Interviews, StreamingNikole Gunn

Martin Freeman and Benedict Cumberbatch head back in time for Sherlock - The Abominable Bride.
image - supplied/Stan

It’s been a long time between drinks, but Sherlock is finally returning to our screens in a one-off special on the big and small screen.

Set in London of the 1800s, the Abominable Bride will premiere January 2nd in cinemas across Australia and on streaming service, STAN.

It’s the first time that the show has not been set in the present day.  Instead, creators Steven Moffat and Mark Gattis have turned to the world of Arthur Conan Doyle.

Moffat says it was an idea that they had been mulling over for a while.

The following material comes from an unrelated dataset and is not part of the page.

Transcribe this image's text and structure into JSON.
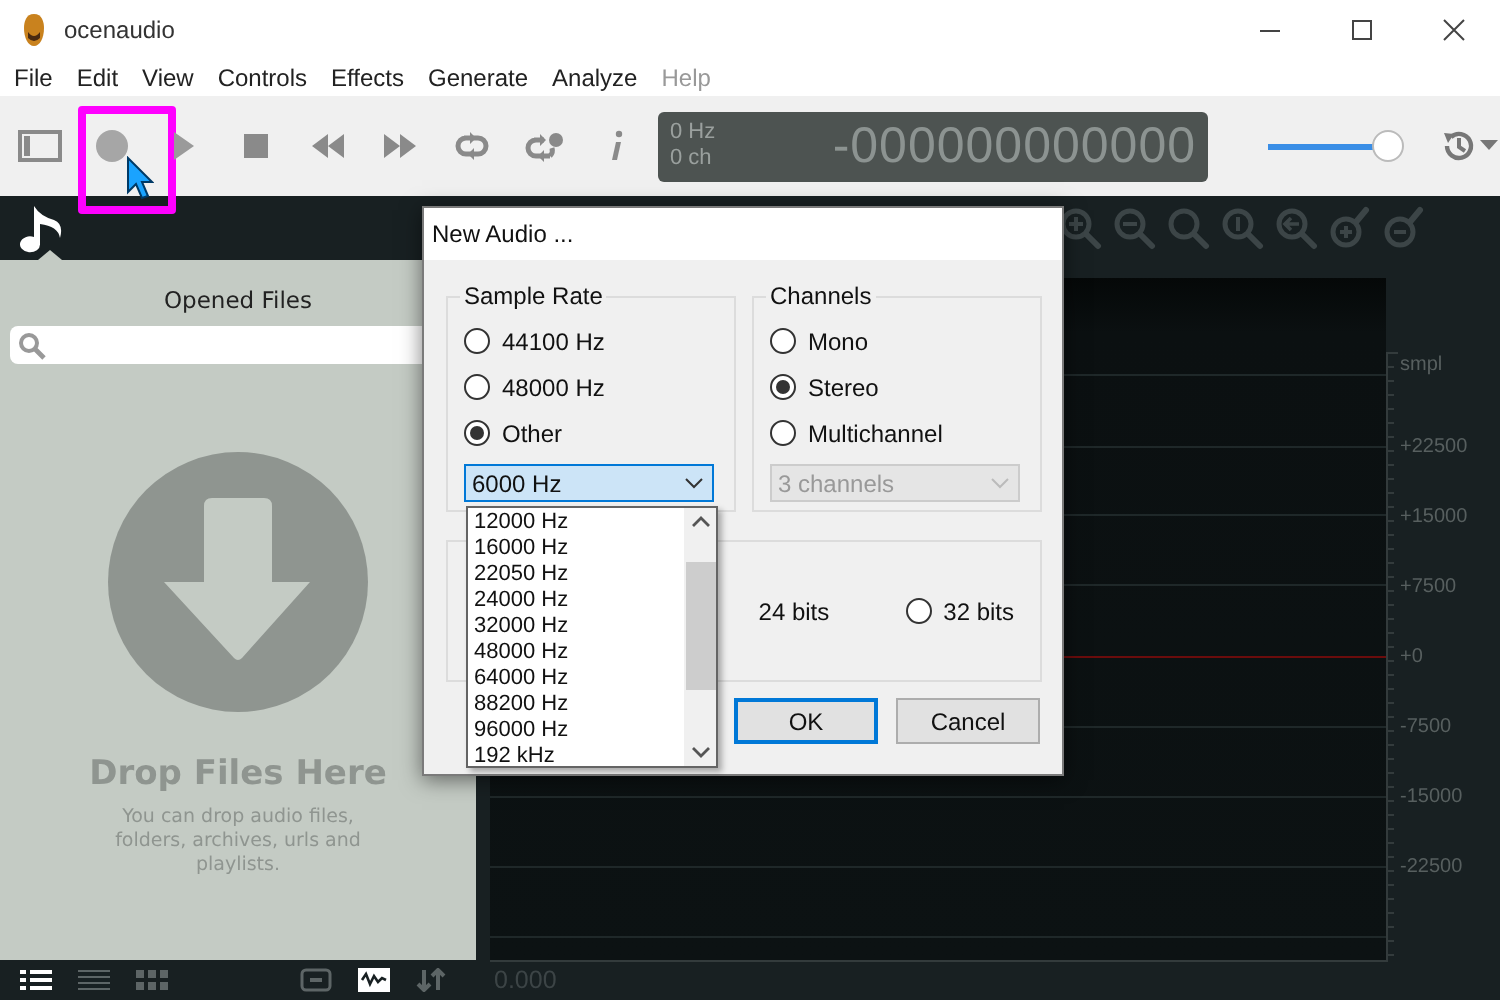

“We’d wanted to go and do an authentic Victorian version, but thought well we can’t take up a while third of the series just doing that, that would be wrong.  So, it had to be an additional thing”. 
“I mean, if we’d made a three part series of Sherlock and one of them ‘didn’t really count’ then you’d feel cheated. So, as a result of having this special, you’re actually getting a little bit more of Sherlock”. 

Taking the show back to the 19th century presented its own challenges and not just in physically recreating the time period. The show has made an art form of the storytelling, creating strong characters that don’t appear in Conan Doyle’s stories.

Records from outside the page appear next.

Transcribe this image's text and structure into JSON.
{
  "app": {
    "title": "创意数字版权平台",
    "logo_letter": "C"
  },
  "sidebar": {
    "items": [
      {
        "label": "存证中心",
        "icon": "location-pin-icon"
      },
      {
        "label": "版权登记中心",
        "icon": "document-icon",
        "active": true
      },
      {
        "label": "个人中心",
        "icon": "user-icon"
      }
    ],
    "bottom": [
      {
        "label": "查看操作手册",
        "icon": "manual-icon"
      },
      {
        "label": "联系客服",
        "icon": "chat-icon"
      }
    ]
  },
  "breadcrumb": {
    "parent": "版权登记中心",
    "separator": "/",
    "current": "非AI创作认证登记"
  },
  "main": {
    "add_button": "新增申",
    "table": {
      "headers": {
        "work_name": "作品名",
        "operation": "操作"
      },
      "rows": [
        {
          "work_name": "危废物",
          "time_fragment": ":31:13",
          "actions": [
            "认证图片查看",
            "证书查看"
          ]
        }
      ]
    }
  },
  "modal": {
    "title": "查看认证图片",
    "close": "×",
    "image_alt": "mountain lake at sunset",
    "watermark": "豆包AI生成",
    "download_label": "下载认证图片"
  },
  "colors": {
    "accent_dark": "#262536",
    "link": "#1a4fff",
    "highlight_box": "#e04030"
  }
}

“The big thing, really, was the female characters because the women in our Sherlock talk a lot more than they do in Conan Doyle’s.  For instance, Mrs Hudson doesn’t speak in the books– I think she’s got two lines of direct speech”
“Our Mrs Hudson has nothing to do with the original.  I mean we have ‘national treasure’ Una Stubbs and we’ll whack her in front of the camera every single time we can, to the point that we actually forget that that’s an addition”.
“And we invented Molly Hooper entirely.  There’s no equivalent – no one like her at all in the original.  But again, you can’t not have her there.  But how are you going to do that?  How are you going to give them voices, when the story belongs to an era when they wouldn’t (talk).
We couldn’t do that.  We couldn’t do ‘our’ show the way our show is in a Victorian setting, but we wanted to do an authentic Victorian Doyle.  But when you see it, you’ll see what we did to handle that.  But that was the challenge.  That was biggest and most difficult thing”.

Sherlock co-creator Steven Moffat.
image source - BBC

Following this one off special, Sherlock returns to the present day for a new series of three episodes.  Filming is due to get underway in the new year.

As for the future, Moffatt is happy to keep writing Sherlock for as long as they can lock in Benedict Cumberbatch and Martin Freeman, but recognises its becoming increasing difficult to find time in their work diaries.

 “It will come down to the extraordinary and stratospheric careers of Benedict and Martin. Both of them are so busy.  Finding time in their schedules.  Especially when they’re both available”.
“As for material, well there are 60 stories and we’re making three episodes every 2 or 3 years.   At the rate we’re going, there’s plenty of material”.

Sherlock - The Abominable Bride premieres on Stan Australia and in select cinemas on January 2nd